Every year since 2009, the good people at WP have released a new default theme. Until now. The default theme is usually released in November, and is named for the upcoming year. So, the Twenty Ten theme was released late in 2009.  The tradition continued through Twenty Seventeen, released in late 2016, then ground to a screeching, unplanned, embarrassing halt. This is the year of the missing theme.

The year of the missing Theme

Read more 2018: The year of the missing theme

Automatic updating WP, themes, and plugins

Automatic updating WP, themes, and pluginsThe vast majority of hacked WordPress sites were compromised due to outdated plugins, themes, or WP core. I need to keep my site updated. But should I update manually, or automatically? If I choose automatic, updates will be more timely but there is always a small chance that an update will break something. If I update manually, I can make a full site backup first, and restore if anything breaks – but I am at more risk of a hack occurring in between my manual updates.

Read more Automatic updating WP, themes, and plugins

WP Child Theme

create a WP child theme manuallyWhatever WP theme I decide to use, I will almost certainly want to make a few tweaks to it. I could make changes directly to the theme, but those would be lost in the next version update. Instead, a good practice is to create a child theme. I can create a WP child theme manually, but doing so requires an understanding of words like ‘enqueue’. I can make the job easier using a plugin like Child Theme Configurator. After I install and activate the plugin, I click the new ‘Child Themes’ item on the Tools menu, choose a parent theme – Responsive Mobile in my case, and click Analyze.

Read more WP Child Theme

Very little advice on WP themes

little advice on WP themesI really cannot offer much advice at all on WP themes. I just don’t have experience with many themes. I find one that works well for me and stick with it. I want a theme that provides a framework and does not get in my way. Also – a personal preference – I want users to immediately see content, not a ginormous image that takes up the entire landing page above the scroll.  Initially I used Twenty Ten, which I liked quite a bit, but eventually it became obvious that a modern website must be responsive. I switched to Responsive Mobile from CyberChimps, and have used it ever since. It meets my needs and offers a simple but powerful set of Theme Options that make it easy for me to add custom CSS styles and header/footer scripts. It seems lean. A comparison of file sizes to the current default theme:

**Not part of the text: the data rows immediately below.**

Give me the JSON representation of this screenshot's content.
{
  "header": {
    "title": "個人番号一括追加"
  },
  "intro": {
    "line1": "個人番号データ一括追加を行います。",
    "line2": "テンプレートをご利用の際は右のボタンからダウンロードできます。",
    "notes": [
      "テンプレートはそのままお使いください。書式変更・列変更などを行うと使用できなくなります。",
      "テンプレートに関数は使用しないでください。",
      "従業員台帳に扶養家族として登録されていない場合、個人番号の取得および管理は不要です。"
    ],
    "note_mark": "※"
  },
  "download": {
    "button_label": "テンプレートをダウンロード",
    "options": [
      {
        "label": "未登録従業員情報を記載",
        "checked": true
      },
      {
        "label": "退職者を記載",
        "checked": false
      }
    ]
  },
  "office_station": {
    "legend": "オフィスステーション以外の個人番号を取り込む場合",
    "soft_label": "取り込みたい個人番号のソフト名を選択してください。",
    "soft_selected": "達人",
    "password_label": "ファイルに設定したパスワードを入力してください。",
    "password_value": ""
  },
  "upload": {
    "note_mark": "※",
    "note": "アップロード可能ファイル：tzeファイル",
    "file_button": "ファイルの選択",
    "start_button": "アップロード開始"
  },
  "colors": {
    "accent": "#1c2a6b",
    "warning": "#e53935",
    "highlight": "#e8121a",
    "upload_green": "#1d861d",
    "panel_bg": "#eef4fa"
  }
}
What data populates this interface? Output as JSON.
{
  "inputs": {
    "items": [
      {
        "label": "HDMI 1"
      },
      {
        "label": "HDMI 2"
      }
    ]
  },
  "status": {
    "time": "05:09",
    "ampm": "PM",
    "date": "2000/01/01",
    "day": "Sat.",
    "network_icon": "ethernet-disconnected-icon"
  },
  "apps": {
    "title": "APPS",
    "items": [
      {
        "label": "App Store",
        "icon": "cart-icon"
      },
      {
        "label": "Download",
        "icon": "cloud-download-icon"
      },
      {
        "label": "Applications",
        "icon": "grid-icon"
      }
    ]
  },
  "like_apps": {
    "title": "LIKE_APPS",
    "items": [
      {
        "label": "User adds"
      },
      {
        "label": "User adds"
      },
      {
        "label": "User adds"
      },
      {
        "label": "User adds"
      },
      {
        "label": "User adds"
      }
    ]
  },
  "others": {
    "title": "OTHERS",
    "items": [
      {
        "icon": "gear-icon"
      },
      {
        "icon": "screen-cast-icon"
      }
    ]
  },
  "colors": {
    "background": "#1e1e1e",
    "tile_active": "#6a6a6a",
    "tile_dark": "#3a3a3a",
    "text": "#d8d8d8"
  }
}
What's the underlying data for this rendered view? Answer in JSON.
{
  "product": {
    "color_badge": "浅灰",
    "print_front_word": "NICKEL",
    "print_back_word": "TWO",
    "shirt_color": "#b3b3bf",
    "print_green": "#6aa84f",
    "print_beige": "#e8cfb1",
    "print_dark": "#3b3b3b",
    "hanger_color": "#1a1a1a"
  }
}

Responsive Mobile Twenty Seventeen
functions.php 2.6 K 17.7 K
styles.css 1.8 K 79.9 K

With the huge number of high quality free themes available in the official WP themes directory, I see no reason to consider themes from other sources, including ‘Pro’, ‘Premium’ or otherwise ‘Pay’ themes. If I were to try a theme from a source other than the official WP directory, I would want to be very, very sure it is a reliable source. How to be sure? I have no idea, I only consider free themes from the official WP directory.

For most WP users, the current default theme – Twenty Seventeen at the time of this post – seems a good place to start.